→ **Component data from apps and pages**

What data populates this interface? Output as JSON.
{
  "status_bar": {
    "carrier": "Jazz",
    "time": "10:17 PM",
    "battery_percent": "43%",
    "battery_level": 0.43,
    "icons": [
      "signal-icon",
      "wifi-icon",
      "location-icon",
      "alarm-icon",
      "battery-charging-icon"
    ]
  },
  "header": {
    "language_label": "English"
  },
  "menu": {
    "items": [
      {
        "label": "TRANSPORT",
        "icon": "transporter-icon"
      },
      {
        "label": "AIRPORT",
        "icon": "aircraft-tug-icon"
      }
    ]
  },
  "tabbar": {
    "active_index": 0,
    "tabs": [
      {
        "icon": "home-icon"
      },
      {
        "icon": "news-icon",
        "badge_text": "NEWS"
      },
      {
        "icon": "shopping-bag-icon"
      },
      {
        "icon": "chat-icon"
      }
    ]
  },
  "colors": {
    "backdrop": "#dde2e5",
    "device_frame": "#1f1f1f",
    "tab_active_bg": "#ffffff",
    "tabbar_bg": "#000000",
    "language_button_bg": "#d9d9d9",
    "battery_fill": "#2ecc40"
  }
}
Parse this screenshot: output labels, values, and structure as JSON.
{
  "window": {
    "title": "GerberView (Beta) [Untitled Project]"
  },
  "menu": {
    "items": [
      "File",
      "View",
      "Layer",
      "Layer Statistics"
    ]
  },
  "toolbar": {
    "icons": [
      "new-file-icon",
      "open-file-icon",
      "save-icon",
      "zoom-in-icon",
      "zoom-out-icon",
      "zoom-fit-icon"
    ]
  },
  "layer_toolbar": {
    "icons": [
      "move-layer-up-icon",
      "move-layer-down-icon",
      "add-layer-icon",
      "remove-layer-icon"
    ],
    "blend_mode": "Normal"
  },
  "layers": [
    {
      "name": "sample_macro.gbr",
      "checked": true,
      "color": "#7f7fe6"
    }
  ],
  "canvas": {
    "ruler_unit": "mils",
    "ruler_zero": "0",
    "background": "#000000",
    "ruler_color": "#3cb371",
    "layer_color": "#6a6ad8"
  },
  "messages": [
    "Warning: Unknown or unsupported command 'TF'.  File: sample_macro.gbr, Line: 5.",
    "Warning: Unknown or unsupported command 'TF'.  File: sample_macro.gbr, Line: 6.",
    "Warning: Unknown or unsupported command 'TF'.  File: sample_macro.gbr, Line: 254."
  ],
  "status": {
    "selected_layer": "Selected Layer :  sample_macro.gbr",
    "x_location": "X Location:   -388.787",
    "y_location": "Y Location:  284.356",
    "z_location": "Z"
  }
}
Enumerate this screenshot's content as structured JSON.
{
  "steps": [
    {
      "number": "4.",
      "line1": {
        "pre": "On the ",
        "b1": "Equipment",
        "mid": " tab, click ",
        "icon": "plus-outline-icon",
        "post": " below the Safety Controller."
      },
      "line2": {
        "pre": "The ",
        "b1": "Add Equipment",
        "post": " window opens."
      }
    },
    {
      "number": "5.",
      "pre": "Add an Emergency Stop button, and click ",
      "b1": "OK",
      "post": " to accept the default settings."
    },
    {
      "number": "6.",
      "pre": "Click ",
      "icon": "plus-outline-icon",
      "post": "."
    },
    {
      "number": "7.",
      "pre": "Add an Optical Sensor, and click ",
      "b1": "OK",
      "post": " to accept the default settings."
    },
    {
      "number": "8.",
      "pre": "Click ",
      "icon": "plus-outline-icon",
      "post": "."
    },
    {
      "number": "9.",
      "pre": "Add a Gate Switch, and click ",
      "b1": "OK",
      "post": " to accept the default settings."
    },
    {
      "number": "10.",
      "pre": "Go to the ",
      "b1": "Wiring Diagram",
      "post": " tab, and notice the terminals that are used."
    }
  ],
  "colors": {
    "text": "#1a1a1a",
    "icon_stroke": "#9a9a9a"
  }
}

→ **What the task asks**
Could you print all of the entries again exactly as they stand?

→ **Result for this exercise**
What data populates this interface? Output as JSON.
{
  "status_bar": {
    "carrier": "Jazz",
    "time": "10:17 PM",
    "battery_percent": "43%",
    "battery_level": 0.43,
    "icons": [
      "signal-icon",
      "wifi-icon",
      "location-icon",
      "alarm-icon",
      "battery-charging-icon"
    ]
  },
  "header": {
    "language_label": "English"
  },
  "menu": {
    "items": [
      {
        "label": "TRANSPORT",
        "icon": "transporter-icon"
      },
      {
        "label": "AIRPORT",
        "icon": "aircraft-tug-icon"
      }
    ]
  },
  "tabbar": {
    "active_index": 0,
    "tabs": [
      {
        "icon": "home-icon"
      },
      {
        "icon": "news-icon",
        "badge_text": "NEWS"
      },
      {
        "icon": "shopping-bag-icon"
      },
      {
        "icon": "chat-icon"
      }
    ]
  },
  "colors": {
    "backdrop": "#dde2e5",
    "device_frame": "#1f1f1f",
    "tab_active_bg": "#ffffff",
    "tabbar_bg": "#000000",
    "language_button_bg": "#d9d9d9",
    "battery_fill": "#2ecc40"
  }
}
Parse this screenshot: output labels, values, and structure as JSON.
{
  "window": {
    "title": "GerberView (Beta) [Untitled Project]"
  },
  "menu": {
    "items": [
      "File",
      "View",
      "Layer",
      "Layer Statistics"
    ]
  },
  "toolbar": {
    "icons": [
      "new-file-icon",
      "open-file-icon",
      "save-icon",
      "zoom-in-icon",
      "zoom-out-icon",
      "zoom-fit-icon"
    ]
  },
  "layer_toolbar": {
    "icons": [
      "move-layer-up-icon",
      "move-layer-down-icon",
      "add-layer-icon",
      "remove-layer-icon"
    ],
    "blend_mode": "Normal"
  },
  "layers": [
    {
      "name": "sample_macro.gbr",
      "checked": true,
      "color": "#7f7fe6"
    }
  ],
  "canvas": {
    "ruler_unit": "mils",
    "ruler_zero": "0",
    "background": "#000000",
    "ruler_color": "#3cb371",
    "layer_color": "#6a6ad8"
  },
  "messages": [
    "Warning: Unknown or unsupported command 'TF'.  File: sample_macro.gbr, Line: 5.",
    "Warning: Unknown or unsupported command 'TF'.  File: sample_macro.gbr, Line: 6.",
    "Warning: Unknown or unsupported command 'TF'.  File: sample_macro.gbr, Line: 254."
  ],
  "status": {
    "selected_layer": "Selected Layer :  sample_macro.gbr",
    "x_location": "X Location:   -388.787",
    "y_location": "Y Location:  284.356",
    "z_location": "Z"
  }
}
Enumerate this screenshot's content as structured JSON.
{
  "steps": [
    {
      "number": "4.",
      "line1": {
        "pre": "On the ",
        "b1": "Equipment",
        "mid": " tab, click ",
        "icon": "plus-outline-icon",
        "post": " below the Safety Controller."
      },
      "line2": {
        "pre": "The ",
        "b1": "Add Equipment",
        "post": " window opens."
      }
    },
    {
      "number": "5.",
      "pre": "Add an Emergency Stop button, and click ",
      "b1": "OK",
      "post": " to accept the default settings."
    },
    {
      "number": "6.",
      "pre": "Click ",
      "icon": "plus-outline-icon",
      "post": "."
    },
    {
      "number": "7.",
      "pre": "Add an Optical Sensor, and click ",
      "b1": "OK",
      "post": " to accept the default settings."
    },
    {
      "number": "8.",
      "pre": "Click ",
      "icon": "plus-outline-icon",
      "post": "."
    },
    {
      "number": "9.",
      "pre": "Add a Gate Switch, and click ",
      "b1": "OK",
      "post": " to accept the default settings."
    },
    {
      "number": "10.",
      "pre": "Go to the ",
      "b1": "Wiring Diagram",
      "post": " tab, and notice the terminals that are used."
    }
  ],
  "colors": {
    "text": "#1a1a1a",
    "icon_stroke": "#9a9a9a"
  }
}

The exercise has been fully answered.